TASK DIRECTIONS: Go through the entries, filter for the word "folder", and copy every line that has it.

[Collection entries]
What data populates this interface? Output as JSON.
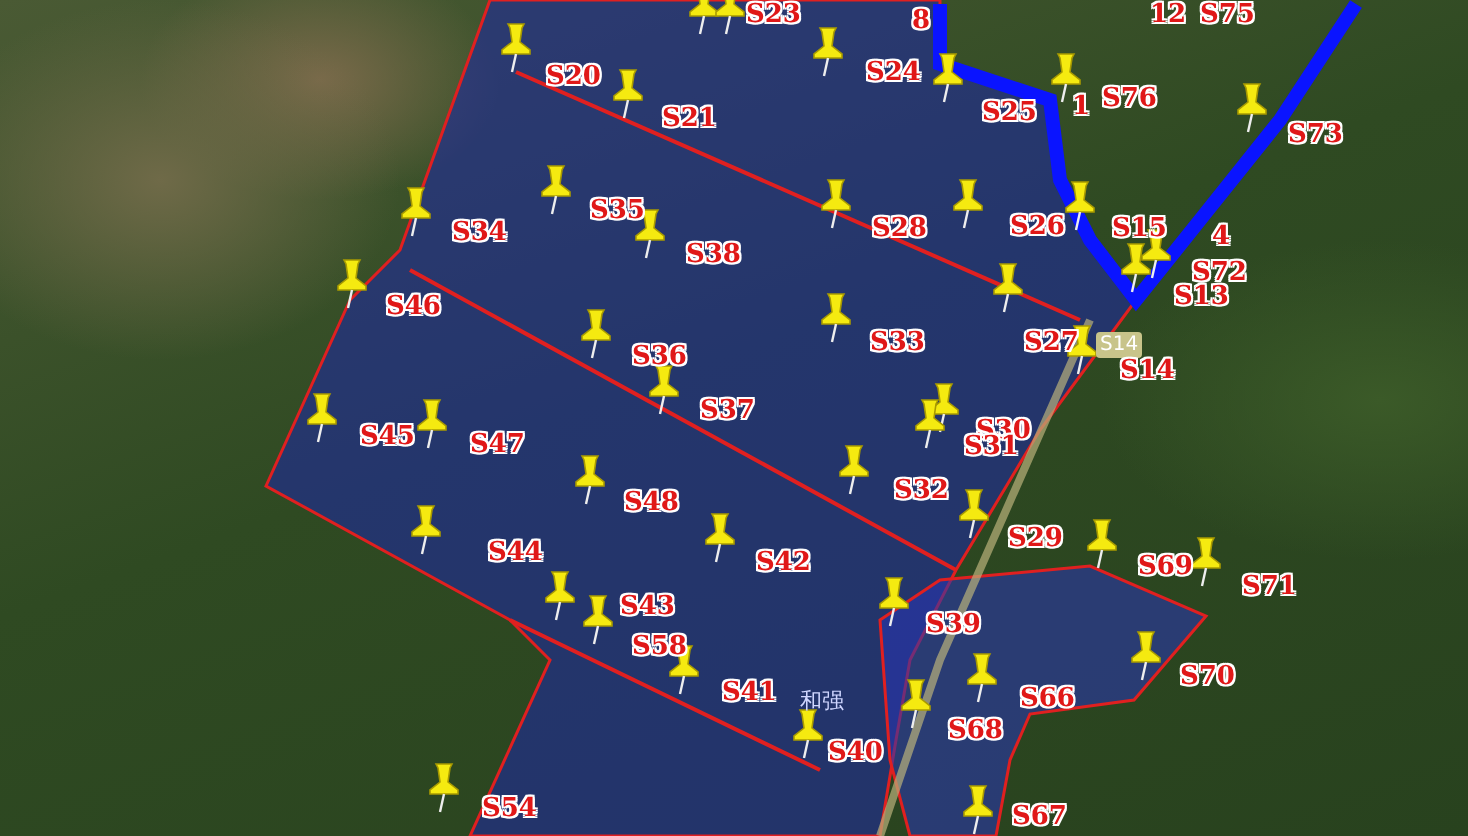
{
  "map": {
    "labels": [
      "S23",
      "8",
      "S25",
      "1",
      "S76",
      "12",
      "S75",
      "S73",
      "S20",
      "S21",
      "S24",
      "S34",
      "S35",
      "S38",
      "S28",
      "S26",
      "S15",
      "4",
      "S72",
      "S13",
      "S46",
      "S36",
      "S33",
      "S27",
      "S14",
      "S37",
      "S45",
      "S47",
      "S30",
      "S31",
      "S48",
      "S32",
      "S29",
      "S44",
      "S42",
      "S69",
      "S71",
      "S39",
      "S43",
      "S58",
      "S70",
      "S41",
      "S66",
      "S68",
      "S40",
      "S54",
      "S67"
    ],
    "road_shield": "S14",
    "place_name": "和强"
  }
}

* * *

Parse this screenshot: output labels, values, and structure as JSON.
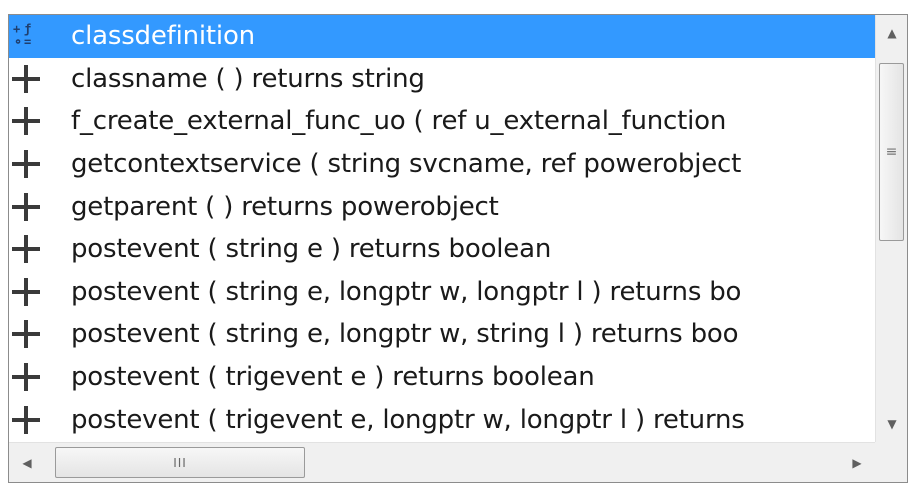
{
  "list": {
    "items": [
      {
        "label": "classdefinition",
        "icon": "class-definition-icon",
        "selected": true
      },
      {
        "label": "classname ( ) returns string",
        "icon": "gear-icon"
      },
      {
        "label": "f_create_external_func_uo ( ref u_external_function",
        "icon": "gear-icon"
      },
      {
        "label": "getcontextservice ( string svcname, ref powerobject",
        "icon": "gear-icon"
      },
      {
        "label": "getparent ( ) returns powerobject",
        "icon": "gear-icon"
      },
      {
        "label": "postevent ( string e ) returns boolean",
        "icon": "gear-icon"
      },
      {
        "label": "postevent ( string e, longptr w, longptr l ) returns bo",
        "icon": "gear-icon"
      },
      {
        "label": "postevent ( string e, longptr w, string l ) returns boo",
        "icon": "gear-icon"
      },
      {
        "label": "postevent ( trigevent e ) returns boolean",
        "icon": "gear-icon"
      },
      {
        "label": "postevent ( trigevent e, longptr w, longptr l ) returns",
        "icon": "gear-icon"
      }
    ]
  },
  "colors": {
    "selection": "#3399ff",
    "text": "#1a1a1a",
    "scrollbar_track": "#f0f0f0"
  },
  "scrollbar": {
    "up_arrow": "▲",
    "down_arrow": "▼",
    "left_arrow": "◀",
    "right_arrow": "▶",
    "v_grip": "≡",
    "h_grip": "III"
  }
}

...

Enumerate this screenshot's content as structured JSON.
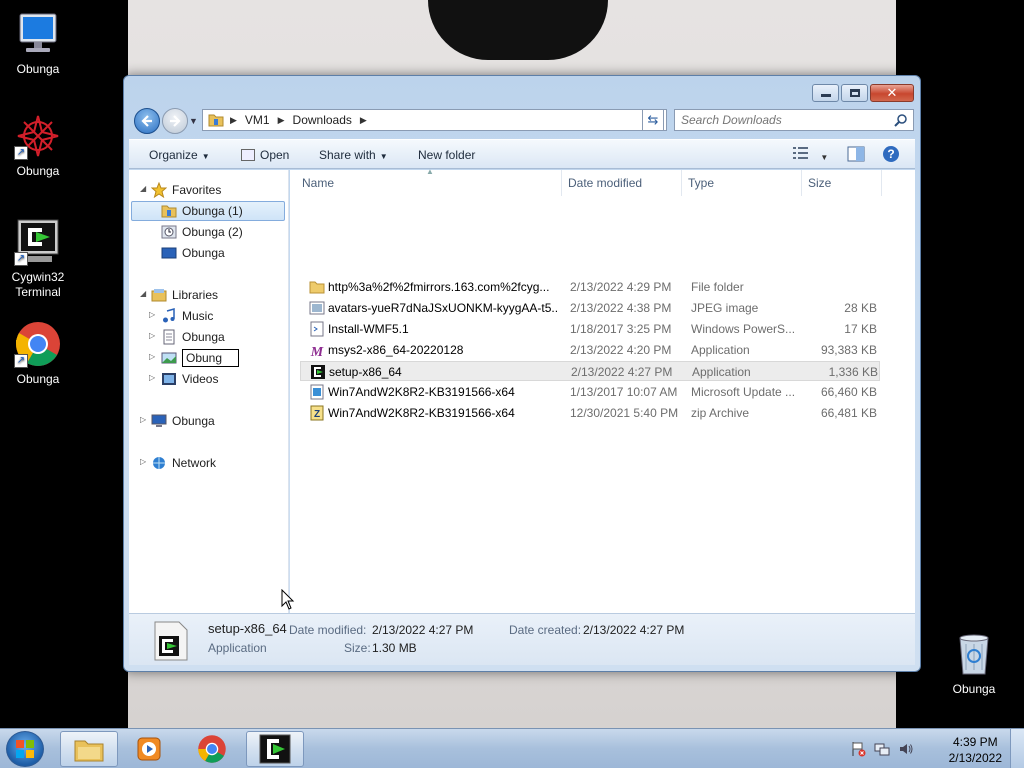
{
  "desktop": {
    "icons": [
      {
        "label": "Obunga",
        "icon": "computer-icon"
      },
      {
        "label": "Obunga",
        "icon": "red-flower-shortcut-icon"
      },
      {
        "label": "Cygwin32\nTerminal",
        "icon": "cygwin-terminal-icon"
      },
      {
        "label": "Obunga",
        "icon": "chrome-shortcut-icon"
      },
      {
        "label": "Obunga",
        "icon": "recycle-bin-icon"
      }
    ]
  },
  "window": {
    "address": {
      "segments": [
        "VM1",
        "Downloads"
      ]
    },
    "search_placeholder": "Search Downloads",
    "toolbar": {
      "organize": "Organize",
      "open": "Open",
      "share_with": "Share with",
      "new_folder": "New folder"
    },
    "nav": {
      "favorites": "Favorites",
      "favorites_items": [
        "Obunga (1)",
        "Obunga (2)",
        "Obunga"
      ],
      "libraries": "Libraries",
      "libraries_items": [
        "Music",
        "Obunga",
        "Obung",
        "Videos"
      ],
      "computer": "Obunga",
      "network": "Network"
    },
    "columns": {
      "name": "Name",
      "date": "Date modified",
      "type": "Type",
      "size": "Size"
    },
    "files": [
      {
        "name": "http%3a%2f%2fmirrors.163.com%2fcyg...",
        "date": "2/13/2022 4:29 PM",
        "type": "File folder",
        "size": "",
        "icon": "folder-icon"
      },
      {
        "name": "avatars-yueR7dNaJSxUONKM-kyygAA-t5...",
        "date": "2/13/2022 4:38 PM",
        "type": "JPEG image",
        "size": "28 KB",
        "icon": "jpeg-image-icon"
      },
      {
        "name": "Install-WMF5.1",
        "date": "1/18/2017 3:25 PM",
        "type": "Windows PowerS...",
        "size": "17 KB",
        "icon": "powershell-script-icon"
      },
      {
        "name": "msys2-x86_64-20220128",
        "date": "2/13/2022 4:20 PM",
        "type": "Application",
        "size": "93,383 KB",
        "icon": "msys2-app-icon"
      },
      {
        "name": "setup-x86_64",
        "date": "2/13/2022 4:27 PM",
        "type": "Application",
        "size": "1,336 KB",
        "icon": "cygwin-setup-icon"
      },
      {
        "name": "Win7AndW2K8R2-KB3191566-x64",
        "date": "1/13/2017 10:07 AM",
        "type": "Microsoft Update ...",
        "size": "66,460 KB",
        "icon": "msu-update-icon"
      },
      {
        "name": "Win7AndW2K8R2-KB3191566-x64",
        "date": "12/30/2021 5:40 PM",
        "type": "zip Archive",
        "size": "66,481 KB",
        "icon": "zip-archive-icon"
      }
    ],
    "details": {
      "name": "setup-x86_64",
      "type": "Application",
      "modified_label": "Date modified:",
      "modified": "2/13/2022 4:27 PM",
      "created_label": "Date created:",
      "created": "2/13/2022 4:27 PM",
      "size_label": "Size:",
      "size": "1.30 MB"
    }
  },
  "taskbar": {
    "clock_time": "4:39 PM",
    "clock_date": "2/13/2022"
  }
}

RESPONSE:
      "new_folder": "New folder"
        "type": "File folder",
        "icon": "folder-icon"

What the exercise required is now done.